It flourishes in steep hierarchies where it is always “someone’s” responsibility to notice what’s going on and say something–it’s just not my job. Responsibility is so thoroughly diffused that no one feels it is they need to speak up. Academic research suggests that this organizational silence is pervasive and my own experience, working with global corporations, confirms that. Telling the truth is both too difficult and too risky–so lots of people will know there’s a problem but no one will say a word. Bear in mind: it took 12 years before the GM board recognized that it had a dangerous ignition problem: 12 years when many knew and almost no one did a thing.
We know that cultures of openness and transparency–in which people feel secure enough to speak up and ask hard questions – are more productive, innovative and safe.

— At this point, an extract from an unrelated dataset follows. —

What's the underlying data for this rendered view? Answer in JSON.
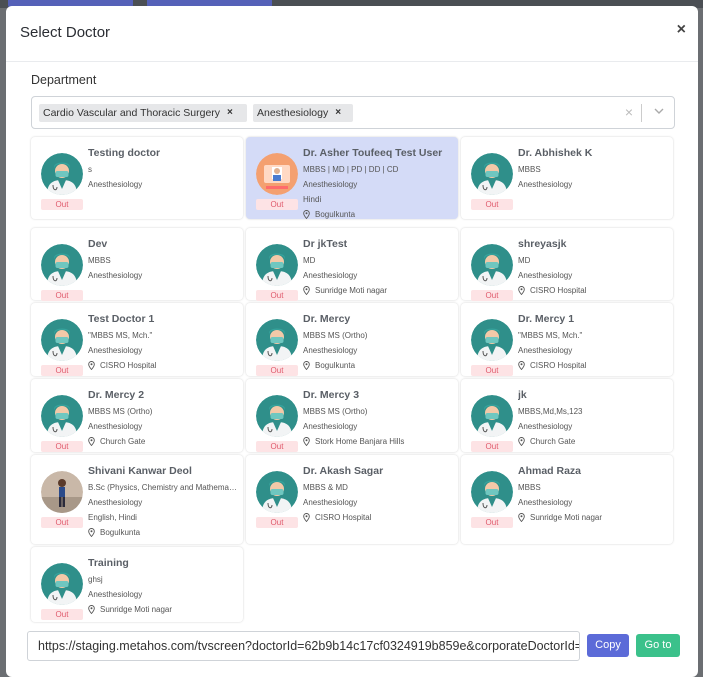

Organizational silence is exacerbated in highly competitive cultures where there are low levels of trust. In a safe environment, I might ask some hard questions about VW emissions tests. But in companies with stiff competition between individuals and between departments–forget it. I’m not going to risk my position by raising the alarm. If the economic environment is also insecure, if my employment feels vulnerable, I will do exactly as I’m told, no matter how wrong it is. I won’t take the risk of speaking up or standing out and I may feel under huge pressure to ensure that that car passes its emissions test.
Remember the old adage – don’t bring me problems, bring me solutions? In that hard-charging environment, bosses get what they asked for; they just don’t care how.
That CEOs get the blame for these fiascos is not unjust. It is their job, as leaders, to create the conditions in which information flows easily and safely, where individuals don’t have to ask permission to take responsibility (British business bible Denning’s definition of a high quality environment.) Many fail to do this because they think a competitive work environment will bring out the best in people (wrong) and because they imagine that hierarchies facilitate information flow (also wrong.) These shibboleths of modern management have now been so repeatedly challenged by real world disasters that they ought to have been retired years ago. But they’re alive and well and ruling the roost in most organizations to this day.
It doesn’t have to be this way. We know that cultures of openness and transparency–in which people feel secure enough to speak up and ask hard questions – are more productive, innovative and safe. We know that flatter hierarchies encourage trust and openness. And we know that trust is more efficient than oversight. But as long as we continue to build and run companies the old way – dominated by the heroic solo leaders, with huge rewards at the top and vast uncertainty everywhere else – we will create the conditions in which willful blindness will flourish.